┌──

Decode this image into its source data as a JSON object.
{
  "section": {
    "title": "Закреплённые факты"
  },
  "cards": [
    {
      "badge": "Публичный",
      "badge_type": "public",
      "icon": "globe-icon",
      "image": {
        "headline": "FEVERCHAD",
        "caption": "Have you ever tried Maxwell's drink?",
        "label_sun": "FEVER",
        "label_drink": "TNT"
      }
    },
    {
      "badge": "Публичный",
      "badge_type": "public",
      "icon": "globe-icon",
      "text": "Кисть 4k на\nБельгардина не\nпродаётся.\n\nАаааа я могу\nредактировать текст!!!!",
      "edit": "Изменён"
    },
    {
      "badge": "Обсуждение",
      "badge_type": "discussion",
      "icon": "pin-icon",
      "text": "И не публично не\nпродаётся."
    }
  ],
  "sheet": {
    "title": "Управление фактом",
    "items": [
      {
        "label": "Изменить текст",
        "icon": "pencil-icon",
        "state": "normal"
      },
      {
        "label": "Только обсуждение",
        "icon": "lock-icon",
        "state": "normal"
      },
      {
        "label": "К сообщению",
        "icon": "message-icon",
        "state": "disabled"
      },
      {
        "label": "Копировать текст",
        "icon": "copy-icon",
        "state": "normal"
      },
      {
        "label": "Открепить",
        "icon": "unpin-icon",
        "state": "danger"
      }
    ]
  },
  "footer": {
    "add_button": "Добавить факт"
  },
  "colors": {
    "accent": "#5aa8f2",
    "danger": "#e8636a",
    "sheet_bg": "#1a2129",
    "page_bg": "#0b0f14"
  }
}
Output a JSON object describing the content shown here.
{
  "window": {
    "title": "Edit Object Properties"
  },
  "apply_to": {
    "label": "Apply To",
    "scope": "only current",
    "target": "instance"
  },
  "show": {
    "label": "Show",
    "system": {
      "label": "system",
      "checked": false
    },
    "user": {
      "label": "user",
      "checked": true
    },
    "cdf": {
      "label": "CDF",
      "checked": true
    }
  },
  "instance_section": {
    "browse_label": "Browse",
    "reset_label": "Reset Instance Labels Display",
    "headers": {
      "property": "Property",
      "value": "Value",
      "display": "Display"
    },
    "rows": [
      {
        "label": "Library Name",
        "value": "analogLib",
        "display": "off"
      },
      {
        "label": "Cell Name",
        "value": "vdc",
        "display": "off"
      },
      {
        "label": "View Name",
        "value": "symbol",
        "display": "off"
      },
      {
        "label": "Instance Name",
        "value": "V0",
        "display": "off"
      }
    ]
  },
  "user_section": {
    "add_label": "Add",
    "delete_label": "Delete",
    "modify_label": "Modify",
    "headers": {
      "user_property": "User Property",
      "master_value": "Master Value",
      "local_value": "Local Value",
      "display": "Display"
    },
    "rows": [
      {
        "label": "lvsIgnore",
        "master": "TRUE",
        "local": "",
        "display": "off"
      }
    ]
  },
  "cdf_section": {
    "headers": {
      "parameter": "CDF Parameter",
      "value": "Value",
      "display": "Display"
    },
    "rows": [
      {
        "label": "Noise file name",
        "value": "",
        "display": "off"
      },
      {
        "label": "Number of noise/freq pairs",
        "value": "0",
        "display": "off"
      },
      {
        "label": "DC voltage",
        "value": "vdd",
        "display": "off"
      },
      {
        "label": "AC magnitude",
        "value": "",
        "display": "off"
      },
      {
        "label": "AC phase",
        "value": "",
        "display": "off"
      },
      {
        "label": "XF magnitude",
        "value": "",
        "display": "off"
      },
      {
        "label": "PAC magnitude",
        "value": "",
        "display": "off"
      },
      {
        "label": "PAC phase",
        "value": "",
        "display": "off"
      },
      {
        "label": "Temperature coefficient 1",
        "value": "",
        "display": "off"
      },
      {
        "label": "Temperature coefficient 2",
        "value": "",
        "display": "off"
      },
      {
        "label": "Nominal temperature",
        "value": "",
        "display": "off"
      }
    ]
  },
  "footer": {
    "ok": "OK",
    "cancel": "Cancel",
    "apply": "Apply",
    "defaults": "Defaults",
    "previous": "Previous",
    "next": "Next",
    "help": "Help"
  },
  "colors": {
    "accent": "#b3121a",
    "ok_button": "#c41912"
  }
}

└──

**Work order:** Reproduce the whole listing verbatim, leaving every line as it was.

**Answer space:**
Decode this image into its source data as a JSON object.
{
  "section": {
    "title": "Закреплённые факты"
  },
  "cards": [
    {
      "badge": "Публичный",
      "badge_type": "public",
      "icon": "globe-icon",
      "image": {
        "headline": "FEVERCHAD",
        "caption": "Have you ever tried Maxwell's drink?",
        "label_sun": "FEVER",
        "label_drink": "TNT"
      }
    },
    {
      "badge": "Публичный",
      "badge_type": "public",
      "icon": "globe-icon",
      "text": "Кисть 4k на\nБельгардина не\nпродаётся.\n\nАаааа я могу\nредактировать текст!!!!",
      "edit": "Изменён"
    },
    {
      "badge": "Обсуждение",
      "badge_type": "discussion",
      "icon": "pin-icon",
      "text": "И не публично не\nпродаётся."
    }
  ],
  "sheet": {
    "title": "Управление фактом",
    "items": [
      {
        "label": "Изменить текст",
        "icon": "pencil-icon",
        "state": "normal"
      },
      {
        "label": "Только обсуждение",
        "icon": "lock-icon",
        "state": "normal"
      },
      {
        "label": "К сообщению",
        "icon": "message-icon",
        "state": "disabled"
      },
      {
        "label": "Копировать текст",
        "icon": "copy-icon",
        "state": "normal"
      },
      {
        "label": "Открепить",
        "icon": "unpin-icon",
        "state": "danger"
      }
    ]
  },
  "footer": {
    "add_button": "Добавить факт"
  },
  "colors": {
    "accent": "#5aa8f2",
    "danger": "#e8636a",
    "sheet_bg": "#1a2129",
    "page_bg": "#0b0f14"
  }
}
Output a JSON object describing the content shown here.
{
  "window": {
    "title": "Edit Object Properties"
  },
  "apply_to": {
    "label": "Apply To",
    "scope": "only current",
    "target": "instance"
  },
  "show": {
    "label": "Show",
    "system": {
      "label": "system",
      "checked": false
    },
    "user": {
      "label": "user",
      "checked": true
    },
    "cdf": {
      "label": "CDF",
      "checked": true
    }
  },
  "instance_section": {
    "browse_label": "Browse",
    "reset_label": "Reset Instance Labels Display",
    "headers": {
      "property": "Property",
      "value": "Value",
      "display": "Display"
    },
    "rows": [
      {
        "label": "Library Name",
        "value": "analogLib",
        "display": "off"
      },
      {
        "label": "Cell Name",
        "value": "vdc",
        "display": "off"
      },
      {
        "label": "View Name",
        "value": "symbol",
        "display": "off"
      },
      {
        "label": "Instance Name",
        "value": "V0",
        "display": "off"
      }
    ]
  },
  "user_section": {
    "add_label": "Add",
    "delete_label": "Delete",
    "modify_label": "Modify",
    "headers": {
      "user_property": "User Property",
      "master_value": "Master Value",
      "local_value": "Local Value",
      "display": "Display"
    },
    "rows": [
      {
        "label": "lvsIgnore",
        "master": "TRUE",
        "local": "",
        "display": "off"
      }
    ]
  },
  "cdf_section": {
    "headers": {
      "parameter": "CDF Parameter",
      "value": "Value",
      "display": "Display"
    },
    "rows": [
      {
        "label": "Noise file name",
        "value": "",
        "display": "off"
      },
      {
        "label": "Number of noise/freq pairs",
        "value": "0",
        "display": "off"
      },
      {
        "label": "DC voltage",
        "value": "vdd",
        "display": "off"
      },
      {
        "label": "AC magnitude",
        "value": "",
        "display": "off"
      },
      {
        "label": "AC phase",
        "value": "",
        "display": "off"
      },
      {
        "label": "XF magnitude",
        "value": "",
        "display": "off"
      },
      {
        "label": "PAC magnitude",
        "value": "",
        "display": "off"
      },
      {
        "label": "PAC phase",
        "value": "",
        "display": "off"
      },
      {
        "label": "Temperature coefficient 1",
        "value": "",
        "display": "off"
      },
      {
        "label": "Temperature coefficient 2",
        "value": "",
        "display": "off"
      },
      {
        "label": "Nominal temperature",
        "value": "",
        "display": "off"
      }
    ]
  },
  "footer": {
    "ok": "OK",
    "cancel": "Cancel",
    "apply": "Apply",
    "defaults": "Defaults",
    "previous": "Previous",
    "next": "Next",
    "help": "Help"
  },
  "colors": {
    "accent": "#b3121a",
    "ok_button": "#c41912"
  }
}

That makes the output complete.